”It’s almost like you have to rob Peter to pay Paul,” she said. “It doesn’t come without a cost.”

McCombs said the district has “doubled down” on recruitment in recent years, attending more college job fairs and advertising online. “It’s still not filling our vacancies.”

In addition to bilingual and ESL education, New Jersey has also reported shortages of teachers in science, math, special education, world languages, and career and technical education. The pandemic has only exacerbated the situation.

The Millville school district in Cumberland County switched to early dismissal for its high school and middle schools for the month of February because it didn’t have enough teachers to cover classrooms.

“The teacher shortage is very real and it’s not going away any time soon,” said Catherine Michener, an assistant professor in the college of education at Rowan University and coordinator for its undergraduate bilingual and ESL certification program. “We’re not graduating enough teachers.”

This is not the first time Camden has taken a different approach to recruiting teachers.

During the civil rights movement in the 1960s, Camden recruited Black teachers from historically Black colleges, especially in the South. Among the hires was legendary former Camden High basketball coach Clarence Turner, who played for Johnson C. Smith University in Charlotte, N.C.

Former school board member Theo Spencer, who graduated from Camden High in 1994, said the majority of his teachers came from HBCUs in the region — Cheyney University, Lincoln University, or Delaware State University.

“It was just a pipeline,” Spencer said.

In 1970, Camden officials traveled to Puerto Rico to recruit teachers. Ivy Rios, then 21, interviewed with the district at a San Juan hotel and welcomed the chance to come to Camden.

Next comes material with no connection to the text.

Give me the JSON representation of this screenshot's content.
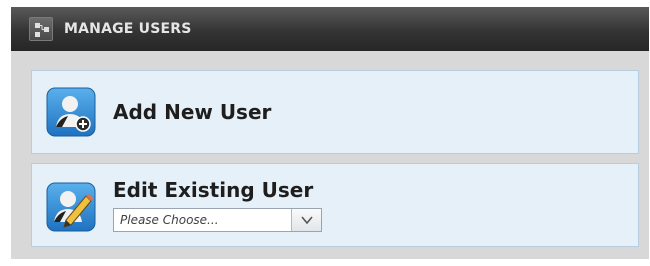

“I saw the ad, so I applied,” she said. “It was something different to try.”

Rios said nine other teachers were hired with her to come to Camden. Most were not very proficient in English, had difficulty managing students, and eventually left the district, she said. Camden also recruited teachers from Mexico, Costa Rica, and Cuba, she said.

Rios, though, enjoyed the kids and stayed. She taught ESL and Spanish to elementary and middle school students for five years and then became an administrator and expanded the bilingual and ESL programs. She eventually joined the state Department of Education and retired to Puerto Rico in 2000.

Rios, 77, said she believes some teachers there would be interested in relocating to Camden, where the pay is better. But she said the district needs to clearly explain what they will face here: individualized teaching expectations, state requirements, a longer school year.

”They need to understand it will be completely different from what they’re used to,” she said. “I think it’s a nice experience for people to try if they’re brave enough.”